To the north of the Gur Emir tomb is located the Mausoleum Rukhabad ("Abode of the Spirit"), built over the tomb of a medieval scholar and theologian, preacher and mystic Burhaneddin Sagaradzhi, who died in the XIV century.

According to the Arab traveler Ibn Battuta, Sheikh Burhaneddin Sagaradzhi in the 40s of the XIV century was the head of the Muslims in Beijing. When the sheikh died, his son Abu Said moved his father's body to Samarkand, as bequeathed to the deceased, and buried next to the burial of Samarkand Sheikh Nuriddin Basir. Abu Said himself remained in Samarkand and became one of the most prominent and respected Muslim leaders in the court of Amir Temur, at the behest of which was erected a mausoleum over the grave of Sheikh.
The building was constructed on one of the alleys, which in the XIV century led to a located just south of the mausoleum Gur Emir, and was paved with light-colored stone.
Inside the tomb there are graves of the sheikh Burhaneddin and his wife ("Chinese princess"), his children and other members of Sagaradzhi family.
Legend says that the owner was Burhaneddin Sagaradzhi casket with a few hairs of the Prophet Muhammad, who were immured in the base of the dome of the Mausoleum.
Amir Temur never drove past the mausoleum on a horse. Out of respect for the Holy, he was dismounting, and this stretch of road on foot.
Earlier, at the base of the Mausoleum located the pool ("Hauz"). Reflections of the Mausoleum in the pool further emphasized the height of the building.

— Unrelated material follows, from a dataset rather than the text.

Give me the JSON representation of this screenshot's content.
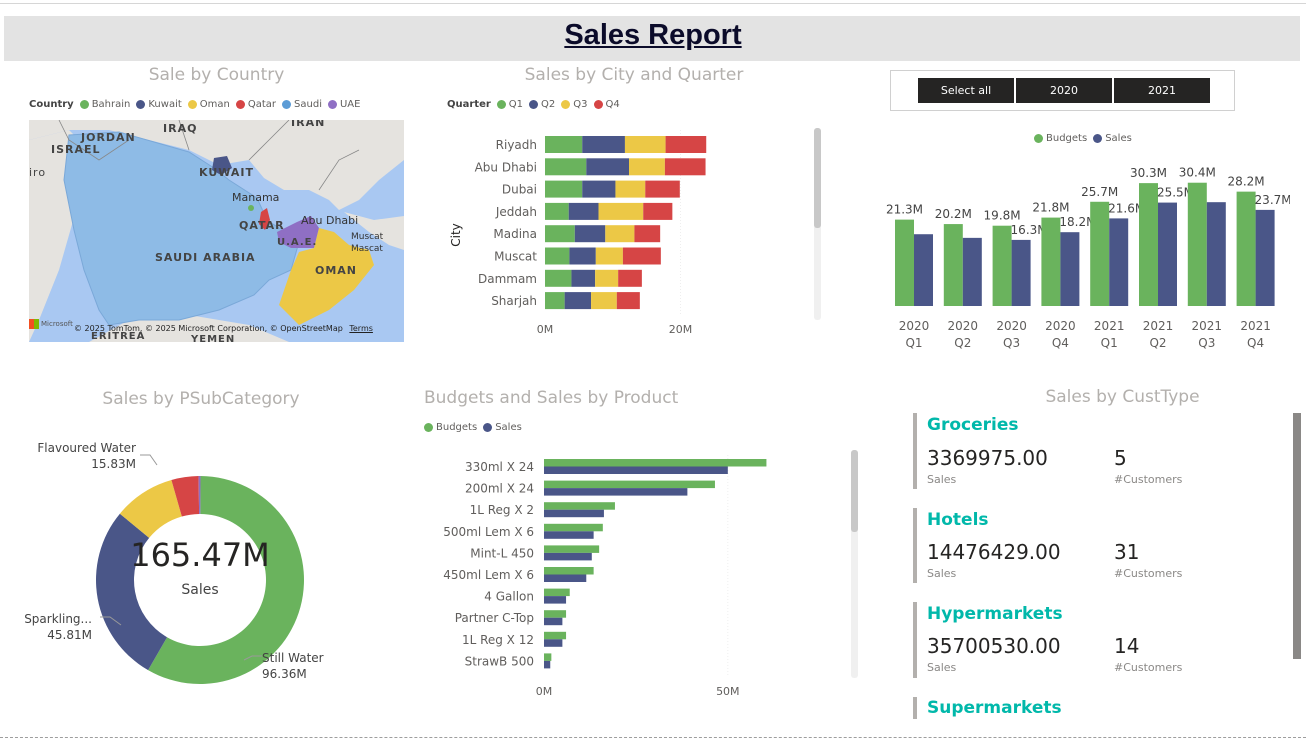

In the 1880-1882 beside the mausoleum appeared same name mosque, which until 1941 remained valid. Her work was resumed in 1991.